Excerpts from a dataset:
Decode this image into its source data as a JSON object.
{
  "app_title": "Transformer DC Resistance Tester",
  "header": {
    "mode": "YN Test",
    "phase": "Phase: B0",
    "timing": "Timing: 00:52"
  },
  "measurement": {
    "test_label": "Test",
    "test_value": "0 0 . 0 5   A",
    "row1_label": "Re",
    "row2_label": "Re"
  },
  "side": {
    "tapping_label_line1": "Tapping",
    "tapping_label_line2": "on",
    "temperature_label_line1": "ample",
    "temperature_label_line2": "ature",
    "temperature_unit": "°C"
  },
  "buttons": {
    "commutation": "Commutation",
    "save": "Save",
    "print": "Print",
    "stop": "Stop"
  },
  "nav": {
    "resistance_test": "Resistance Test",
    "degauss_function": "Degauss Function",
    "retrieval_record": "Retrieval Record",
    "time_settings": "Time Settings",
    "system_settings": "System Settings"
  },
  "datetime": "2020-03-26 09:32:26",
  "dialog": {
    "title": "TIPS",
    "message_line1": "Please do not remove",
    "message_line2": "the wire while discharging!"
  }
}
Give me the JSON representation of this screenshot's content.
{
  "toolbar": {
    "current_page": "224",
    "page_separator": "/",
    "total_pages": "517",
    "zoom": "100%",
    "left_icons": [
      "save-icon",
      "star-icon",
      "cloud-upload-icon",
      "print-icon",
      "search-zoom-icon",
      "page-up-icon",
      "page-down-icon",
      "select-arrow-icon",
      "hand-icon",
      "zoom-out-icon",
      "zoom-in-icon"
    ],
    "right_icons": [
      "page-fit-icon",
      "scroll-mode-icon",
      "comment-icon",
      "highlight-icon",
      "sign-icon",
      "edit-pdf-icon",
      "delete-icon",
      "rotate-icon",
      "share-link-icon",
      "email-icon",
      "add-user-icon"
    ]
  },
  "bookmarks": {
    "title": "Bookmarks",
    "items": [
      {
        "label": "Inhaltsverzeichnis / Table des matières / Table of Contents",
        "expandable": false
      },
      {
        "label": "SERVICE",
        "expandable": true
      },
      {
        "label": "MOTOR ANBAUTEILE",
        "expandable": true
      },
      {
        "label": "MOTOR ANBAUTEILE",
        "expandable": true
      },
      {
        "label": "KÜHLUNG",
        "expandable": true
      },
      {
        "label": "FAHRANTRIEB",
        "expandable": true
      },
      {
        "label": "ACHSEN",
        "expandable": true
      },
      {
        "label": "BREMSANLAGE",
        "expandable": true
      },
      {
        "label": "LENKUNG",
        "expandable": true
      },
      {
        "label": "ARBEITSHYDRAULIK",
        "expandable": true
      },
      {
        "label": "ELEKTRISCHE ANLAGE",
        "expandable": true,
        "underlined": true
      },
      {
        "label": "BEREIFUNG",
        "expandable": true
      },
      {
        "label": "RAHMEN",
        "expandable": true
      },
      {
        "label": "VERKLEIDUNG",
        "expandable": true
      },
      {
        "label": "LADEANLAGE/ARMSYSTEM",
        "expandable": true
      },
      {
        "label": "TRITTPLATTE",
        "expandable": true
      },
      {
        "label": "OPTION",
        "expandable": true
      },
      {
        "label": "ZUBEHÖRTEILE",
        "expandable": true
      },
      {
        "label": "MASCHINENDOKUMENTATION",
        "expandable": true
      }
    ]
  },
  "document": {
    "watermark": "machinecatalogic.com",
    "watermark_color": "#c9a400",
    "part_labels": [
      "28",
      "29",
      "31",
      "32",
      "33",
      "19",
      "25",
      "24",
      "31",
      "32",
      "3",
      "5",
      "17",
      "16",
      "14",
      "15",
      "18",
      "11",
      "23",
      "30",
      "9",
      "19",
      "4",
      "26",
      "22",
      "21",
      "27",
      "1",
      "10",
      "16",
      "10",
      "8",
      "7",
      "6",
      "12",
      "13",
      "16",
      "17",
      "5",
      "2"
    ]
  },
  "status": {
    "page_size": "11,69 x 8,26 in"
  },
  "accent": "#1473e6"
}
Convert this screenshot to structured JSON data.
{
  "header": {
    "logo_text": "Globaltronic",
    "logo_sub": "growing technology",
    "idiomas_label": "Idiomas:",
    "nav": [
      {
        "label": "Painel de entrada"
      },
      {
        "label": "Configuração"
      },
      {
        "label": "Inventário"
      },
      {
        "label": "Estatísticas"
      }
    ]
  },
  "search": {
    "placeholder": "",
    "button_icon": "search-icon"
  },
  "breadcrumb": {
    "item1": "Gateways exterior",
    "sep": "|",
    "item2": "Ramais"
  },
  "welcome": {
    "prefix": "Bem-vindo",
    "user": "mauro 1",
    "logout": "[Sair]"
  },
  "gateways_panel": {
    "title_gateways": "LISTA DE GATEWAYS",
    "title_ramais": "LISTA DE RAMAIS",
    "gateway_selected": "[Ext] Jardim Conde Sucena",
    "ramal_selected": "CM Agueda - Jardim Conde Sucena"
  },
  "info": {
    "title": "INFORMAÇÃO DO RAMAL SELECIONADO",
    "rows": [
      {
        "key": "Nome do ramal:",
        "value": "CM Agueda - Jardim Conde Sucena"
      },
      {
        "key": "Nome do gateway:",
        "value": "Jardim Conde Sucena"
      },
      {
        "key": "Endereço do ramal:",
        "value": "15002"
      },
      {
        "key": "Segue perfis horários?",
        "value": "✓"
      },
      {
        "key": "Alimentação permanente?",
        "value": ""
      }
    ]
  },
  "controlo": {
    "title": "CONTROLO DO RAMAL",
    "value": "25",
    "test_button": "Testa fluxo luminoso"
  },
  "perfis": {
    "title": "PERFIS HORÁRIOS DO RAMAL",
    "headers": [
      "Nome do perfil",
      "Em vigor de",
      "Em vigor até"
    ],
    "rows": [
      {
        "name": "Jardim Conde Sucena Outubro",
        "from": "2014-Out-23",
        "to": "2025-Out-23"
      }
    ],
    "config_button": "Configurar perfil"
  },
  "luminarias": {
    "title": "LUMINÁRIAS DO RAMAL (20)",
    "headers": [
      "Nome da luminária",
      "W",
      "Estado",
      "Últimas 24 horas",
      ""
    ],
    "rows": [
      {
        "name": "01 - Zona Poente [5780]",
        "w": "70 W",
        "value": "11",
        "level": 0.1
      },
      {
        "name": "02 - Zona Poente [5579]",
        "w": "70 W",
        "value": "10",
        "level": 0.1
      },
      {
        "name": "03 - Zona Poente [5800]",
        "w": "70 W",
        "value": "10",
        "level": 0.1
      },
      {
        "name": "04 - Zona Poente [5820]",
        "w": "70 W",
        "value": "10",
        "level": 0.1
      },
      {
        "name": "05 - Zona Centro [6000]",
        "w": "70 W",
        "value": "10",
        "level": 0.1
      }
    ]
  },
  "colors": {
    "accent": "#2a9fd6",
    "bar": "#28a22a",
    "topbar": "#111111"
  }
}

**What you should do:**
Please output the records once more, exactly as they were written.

**Your response:**
Decode this image into its source data as a JSON object.
{
  "app_title": "Transformer DC Resistance Tester",
  "header": {
    "mode": "YN Test",
    "phase": "Phase: B0",
    "timing": "Timing: 00:52"
  },
  "measurement": {
    "test_label": "Test",
    "test_value": "0 0 . 0 5   A",
    "row1_label": "Re",
    "row2_label": "Re"
  },
  "side": {
    "tapping_label_line1": "Tapping",
    "tapping_label_line2": "on",
    "temperature_label_line1": "ample",
    "temperature_label_line2": "ature",
    "temperature_unit": "°C"
  },
  "buttons": {
    "commutation": "Commutation",
    "save": "Save",
    "print": "Print",
    "stop": "Stop"
  },
  "nav": {
    "resistance_test": "Resistance Test",
    "degauss_function": "Degauss Function",
    "retrieval_record": "Retrieval Record",
    "time_settings": "Time Settings",
    "system_settings": "System Settings"
  },
  "datetime": "2020-03-26 09:32:26",
  "dialog": {
    "title": "TIPS",
    "message_line1": "Please do not remove",
    "message_line2": "the wire while discharging!"
  }
}
Give me the JSON representation of this screenshot's content.
{
  "toolbar": {
    "current_page": "224",
    "page_separator": "/",
    "total_pages": "517",
    "zoom": "100%",
    "left_icons": [
      "save-icon",
      "star-icon",
      "cloud-upload-icon",
      "print-icon",
      "search-zoom-icon",
      "page-up-icon",
      "page-down-icon",
      "select-arrow-icon",
      "hand-icon",
      "zoom-out-icon",
      "zoom-in-icon"
    ],
    "right_icons": [
      "page-fit-icon",
      "scroll-mode-icon",
      "comment-icon",
      "highlight-icon",
      "sign-icon",
      "edit-pdf-icon",
      "delete-icon",
      "rotate-icon",
      "share-link-icon",
      "email-icon",
      "add-user-icon"
    ]
  },
  "bookmarks": {
    "title": "Bookmarks",
    "items": [
      {
        "label": "Inhaltsverzeichnis / Table des matières / Table of Contents",
        "expandable": false
      },
      {
        "label": "SERVICE",
        "expandable": true
      },
      {
        "label": "MOTOR ANBAUTEILE",
        "expandable": true
      },
      {
        "label": "MOTOR ANBAUTEILE",
        "expandable": true
      },
      {
        "label": "KÜHLUNG",
        "expandable": true
      },
      {
        "label": "FAHRANTRIEB",
        "expandable": true
      },
      {
        "label": "ACHSEN",
        "expandable": true
      },
      {
        "label": "BREMSANLAGE",
        "expandable": true
      },
      {
        "label": "LENKUNG",
        "expandable": true
      },
      {
        "label": "ARBEITSHYDRAULIK",
        "expandable": true
      },
      {
        "label": "ELEKTRISCHE ANLAGE",
        "expandable": true,
        "underlined": true
      },
      {
        "label": "BEREIFUNG",
        "expandable": true
      },
      {
        "label": "RAHMEN",
        "expandable": true
      },
      {
        "label": "VERKLEIDUNG",
        "expandable": true
      },
      {
        "label": "LADEANLAGE/ARMSYSTEM",
        "expandable": true
      },
      {
        "label": "TRITTPLATTE",
        "expandable": true
      },
      {
        "label": "OPTION",
        "expandable": true
      },
      {
        "label": "ZUBEHÖRTEILE",
        "expandable": true
      },
      {
        "label": "MASCHINENDOKUMENTATION",
        "expandable": true
      }
    ]
  },
  "document": {
    "watermark": "machinecatalogic.com",
    "watermark_color": "#c9a400",
    "part_labels": [
      "28",
      "29",
      "31",
      "32",
      "33",
      "19",
      "25",
      "24",
      "31",
      "32",
      "3",
      "5",
      "17",
      "16",
      "14",
      "15",
      "18",
      "11",
      "23",
      "30",
      "9",
      "19",
      "4",
      "26",
      "22",
      "21",
      "27",
      "1",
      "10",
      "16",
      "10",
      "8",
      "7",
      "6",
      "12",
      "13",
      "16",
      "17",
      "5",
      "2"
    ]
  },
  "status": {
    "page_size": "11,69 x 8,26 in"
  },
  "accent": "#1473e6"
}
Convert this screenshot to structured JSON data.
{
  "header": {
    "logo_text": "Globaltronic",
    "logo_sub": "growing technology",
    "idiomas_label": "Idiomas:",
    "nav": [
      {
        "label": "Painel de entrada"
      },
      {
        "label": "Configuração"
      },
      {
        "label": "Inventário"
      },
      {
        "label": "Estatísticas"
      }
    ]
  },
  "search": {
    "placeholder": "",
    "button_icon": "search-icon"
  },
  "breadcrumb": {
    "item1": "Gateways exterior",
    "sep": "|",
    "item2": "Ramais"
  },
  "welcome": {
    "prefix": "Bem-vindo",
    "user": "mauro 1",
    "logout": "[Sair]"
  },
  "gateways_panel": {
    "title_gateways": "LISTA DE GATEWAYS",
    "title_ramais": "LISTA DE RAMAIS",
    "gateway_selected": "[Ext] Jardim Conde Sucena",
    "ramal_selected": "CM Agueda - Jardim Conde Sucena"
  },
  "info": {
    "title": "INFORMAÇÃO DO RAMAL SELECIONADO",
    "rows": [
      {
        "key": "Nome do ramal:",
        "value": "CM Agueda - Jardim Conde Sucena"
      },
      {
        "key": "Nome do gateway:",
        "value": "Jardim Conde Sucena"
      },
      {
        "key": "Endereço do ramal:",
        "value": "15002"
      },
      {
        "key": "Segue perfis horários?",
        "value": "✓"
      },
      {
        "key": "Alimentação permanente?",
        "value": ""
      }
    ]
  },
  "controlo": {
    "title": "CONTROLO DO RAMAL",
    "value": "25",
    "test_button": "Testa fluxo luminoso"
  },
  "perfis": {
    "title": "PERFIS HORÁRIOS DO RAMAL",
    "headers": [
      "Nome do perfil",
      "Em vigor de",
      "Em vigor até"
    ],
    "rows": [
      {
        "name": "Jardim Conde Sucena Outubro",
        "from": "2014-Out-23",
        "to": "2025-Out-23"
      }
    ],
    "config_button": "Configurar perfil"
  },
  "luminarias": {
    "title": "LUMINÁRIAS DO RAMAL (20)",
    "headers": [
      "Nome da luminária",
      "W",
      "Estado",
      "Últimas 24 horas",
      ""
    ],
    "rows": [
      {
        "name": "01 - Zona Poente [5780]",
        "w": "70 W",
        "value": "11",
        "level": 0.1
      },
      {
        "name": "02 - Zona Poente [5579]",
        "w": "70 W",
        "value": "10",
        "level": 0.1
      },
      {
        "name": "03 - Zona Poente [5800]",
        "w": "70 W",
        "value": "10",
        "level": 0.1
      },
      {
        "name": "04 - Zona Poente [5820]",
        "w": "70 W",
        "value": "10",
        "level": 0.1
      },
      {
        "name": "05 - Zona Centro [6000]",
        "w": "70 W",
        "value": "10",
        "level": 0.1
      }
    ]
  },
  "colors": {
    "accent": "#2a9fd6",
    "bar": "#28a22a",
    "topbar": "#111111"
  }
}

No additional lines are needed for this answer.